On 27 NOV 2017, GAiT interviewed Prof Johan Hyllner as he retired as GAiT Director.
The following is a transcript of that interview:
GAiT: Why did you decide the setting up of GAiT was an useful enterprise and become one of the Founding Directors?
JH: I have always been very enthusiastic about cell therapies using pluripotent cells. The basis for this view is the potential for allogeneic therapies and also the good chance of getting a high number of cells from this raw material. In allogeneic cell therapies there is now evidence of immune challenges following transplantation of the cells. Obviously, matching the induced Pluripotent Stem (iPSC) cells with some of the patients’ major HLA types, could significantly reduce associated risk.
By collecting cells from homozygous HLA donor cell types, it is now possible to make HLA compatible stems cells and other immune matched cells for the patient. If these therapies are successful, in order to cover most of humanity, we need a global haplobank network for such cells. Individual countries will really struggle to independently develop these therapies for their general populations – by collaborating with several other countries, you can cover a much bigger part of your patient population. The benefits of this collaboration are what drove all the Founding Directors, me included.
GAiT: What advice would you give people joining/directing GAiT in the future?
JH: It is essential that GAiT maintains a high standard of quality – it needs a high standard of thinking and engagement for the organisation to do well.
GAiT: What do you want GAiT to ultimately grow into?
JH: That will depend on the individual members of GAiT. I would like to see GAiT to continue as a non-profit organisation that, through its focus, expertise, and transparency, can work effectively with Academia, Governments, and Industry. We must coordinate and facilitate the use of the different haplobanks in different territories for patient benefit.
GAiT: Are you going to assist in GAiT activities in the future?
JH: I may be stepping down from the Board of Directors, but as I remain enthusiastic about GAiT’s mission, so I will act informally as an assistant or ambassador for GAiT – particularly around Europe – introducing others to GAiT’s mission, thereby growing this important community of experts. I am in contact with the relevant Swedish nationals regularly, and have introduced several Spanish experts to GAiT recently. I will still be working in the UK, so I will still be in the middle of things.
GAiT: How can people stay in contact with you?
JH: I will still be at the Cell and Gene Therapy Catapult, and will keep my Catapult email (firstname.lastname@example.org) for sometime yet. But for non-Catapult business, I can be reached at my Gmail account (Johan.Hyllner@gmail.com).

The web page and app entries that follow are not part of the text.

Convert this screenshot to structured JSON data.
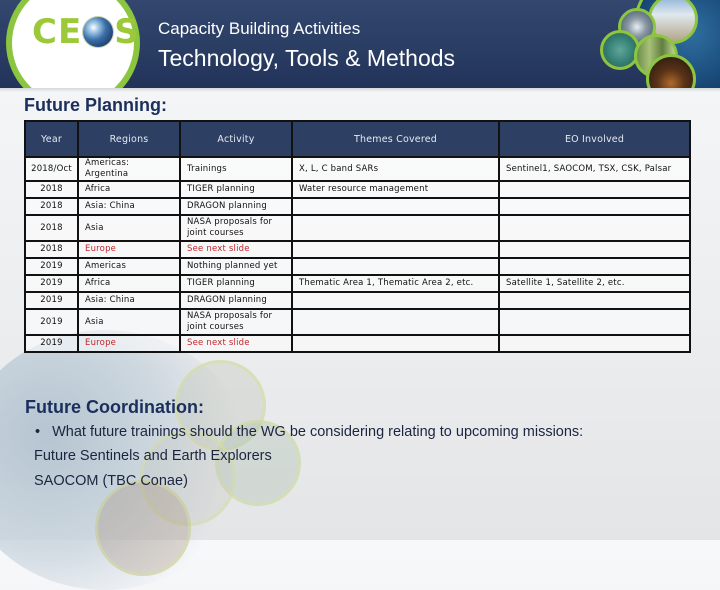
{
  "header": {
    "logo_text_left": "CE",
    "logo_text_right": "S",
    "subtitle": "Capacity Building Activities",
    "title": "Technology, Tools & Methods"
  },
  "planning": {
    "heading": "Future Planning:",
    "columns": [
      "Year",
      "Regions",
      "Activity",
      "Themes Covered",
      "EO Involved"
    ],
    "rows": [
      {
        "year": "2018/Oct",
        "region": "Americas: Argentina",
        "activity": "Trainings",
        "themes": "X, L, C band SARs",
        "eo": "Sentinel1, SAOCOM, TSX, CSK, Palsar",
        "highlight": false
      },
      {
        "year": "2018",
        "region": "Africa",
        "activity": "TIGER planning",
        "themes": "Water resource management",
        "eo": "",
        "highlight": false
      },
      {
        "year": "2018",
        "region": "Asia: China",
        "activity": "DRAGON planning",
        "themes": "",
        "eo": "",
        "highlight": false
      },
      {
        "year": "2018",
        "region": "Asia",
        "activity": "NASA proposals for joint courses",
        "themes": "",
        "eo": "",
        "highlight": false
      },
      {
        "year": "2018",
        "region": "Europe",
        "activity": "See next slide",
        "themes": "",
        "eo": "",
        "highlight": true
      },
      {
        "year": "2019",
        "region": "Americas",
        "activity": "Nothing planned yet",
        "themes": "",
        "eo": "",
        "highlight": false
      },
      {
        "year": "2019",
        "region": "Africa",
        "activity": "TIGER planning",
        "themes": "Thematic Area 1, Thematic Area 2, etc.",
        "eo": "Satellite 1, Satellite 2, etc.",
        "highlight": false
      },
      {
        "year": "2019",
        "region": "Asia: China",
        "activity": "DRAGON planning",
        "themes": "",
        "eo": "",
        "highlight": false
      },
      {
        "year": "2019",
        "region": "Asia",
        "activity": "NASA proposals for joint courses",
        "themes": "",
        "eo": "",
        "highlight": false
      },
      {
        "year": "2019",
        "region": "Europe",
        "activity": "See next slide",
        "themes": "",
        "eo": "",
        "highlight": true
      }
    ]
  },
  "coordination": {
    "heading": "Future Coordination:",
    "bullet_glyph": "•",
    "bullet": "What future trainings should the WG be considering relating to upcoming missions:",
    "lines": [
      "Future Sentinels and Earth Explorers",
      "SAOCOM (TBC Conae)"
    ]
  },
  "colors": {
    "banner": "#2a3d63",
    "logo_green": "#8cc63f",
    "heading_navy": "#1b2f5c",
    "table_header": "#2d4064",
    "highlight_red": "#c1272d"
  }
}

We thank Prof Hyllner for his efforts in establishing GAiT, as one of its Founding Directors, and for his future efforts to grow the GAiT community.